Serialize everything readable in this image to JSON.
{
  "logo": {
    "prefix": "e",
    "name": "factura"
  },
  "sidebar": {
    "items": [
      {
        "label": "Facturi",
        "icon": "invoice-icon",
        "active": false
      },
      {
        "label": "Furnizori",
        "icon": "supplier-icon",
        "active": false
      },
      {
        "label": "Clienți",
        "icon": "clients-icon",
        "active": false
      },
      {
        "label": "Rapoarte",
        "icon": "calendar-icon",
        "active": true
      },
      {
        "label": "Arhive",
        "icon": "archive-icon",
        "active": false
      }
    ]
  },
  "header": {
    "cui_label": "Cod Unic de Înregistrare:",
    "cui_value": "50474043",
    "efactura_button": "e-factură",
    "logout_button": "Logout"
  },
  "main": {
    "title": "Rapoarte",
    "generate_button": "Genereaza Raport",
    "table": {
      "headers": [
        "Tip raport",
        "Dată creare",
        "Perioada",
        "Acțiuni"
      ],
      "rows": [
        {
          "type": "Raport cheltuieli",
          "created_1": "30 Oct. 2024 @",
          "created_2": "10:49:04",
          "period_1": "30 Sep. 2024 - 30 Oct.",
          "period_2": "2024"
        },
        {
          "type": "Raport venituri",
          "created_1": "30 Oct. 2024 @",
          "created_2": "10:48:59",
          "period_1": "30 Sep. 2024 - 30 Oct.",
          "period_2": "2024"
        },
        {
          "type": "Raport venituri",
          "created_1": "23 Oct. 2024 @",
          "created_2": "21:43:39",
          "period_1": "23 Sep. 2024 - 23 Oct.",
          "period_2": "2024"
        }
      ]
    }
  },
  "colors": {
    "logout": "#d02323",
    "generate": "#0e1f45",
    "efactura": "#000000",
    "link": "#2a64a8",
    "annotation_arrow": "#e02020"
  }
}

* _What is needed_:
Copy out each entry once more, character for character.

* _Answer box_:
Serialize everything readable in this image to JSON.
{
  "logo": {
    "prefix": "e",
    "name": "factura"
  },
  "sidebar": {
    "items": [
      {
        "label": "Facturi",
        "icon": "invoice-icon",
        "active": false
      },
      {
        "label": "Furnizori",
        "icon": "supplier-icon",
        "active": false
      },
      {
        "label": "Clienți",
        "icon": "clients-icon",
        "active": false
      },
      {
        "label": "Rapoarte",
        "icon": "calendar-icon",
        "active": true
      },
      {
        "label": "Arhive",
        "icon": "archive-icon",
        "active": false
      }
    ]
  },
  "header": {
    "cui_label": "Cod Unic de Înregistrare:",
    "cui_value": "50474043",
    "efactura_button": "e-factură",
    "logout_button": "Logout"
  },
  "main": {
    "title": "Rapoarte",
    "generate_button": "Genereaza Raport",
    "table": {
      "headers": [
        "Tip raport",
        "Dată creare",
        "Perioada",
        "Acțiuni"
      ],
      "rows": [
        {
          "type": "Raport cheltuieli",
          "created_1": "30 Oct. 2024 @",
          "created_2": "10:49:04",
          "period_1": "30 Sep. 2024 - 30 Oct.",
          "period_2": "2024"
        },
        {
          "type": "Raport venituri",
          "created_1": "30 Oct. 2024 @",
          "created_2": "10:48:59",
          "period_1": "30 Sep. 2024 - 30 Oct.",
          "period_2": "2024"
        },
        {
          "type": "Raport venituri",
          "created_1": "23 Oct. 2024 @",
          "created_2": "21:43:39",
          "period_1": "23 Sep. 2024 - 23 Oct.",
          "period_2": "2024"
        }
      ]
    }
  },
  "colors": {
    "logout": "#d02323",
    "generate": "#0e1f45",
    "efactura": "#000000",
    "link": "#2a64a8",
    "annotation_arrow": "#e02020"
  }
}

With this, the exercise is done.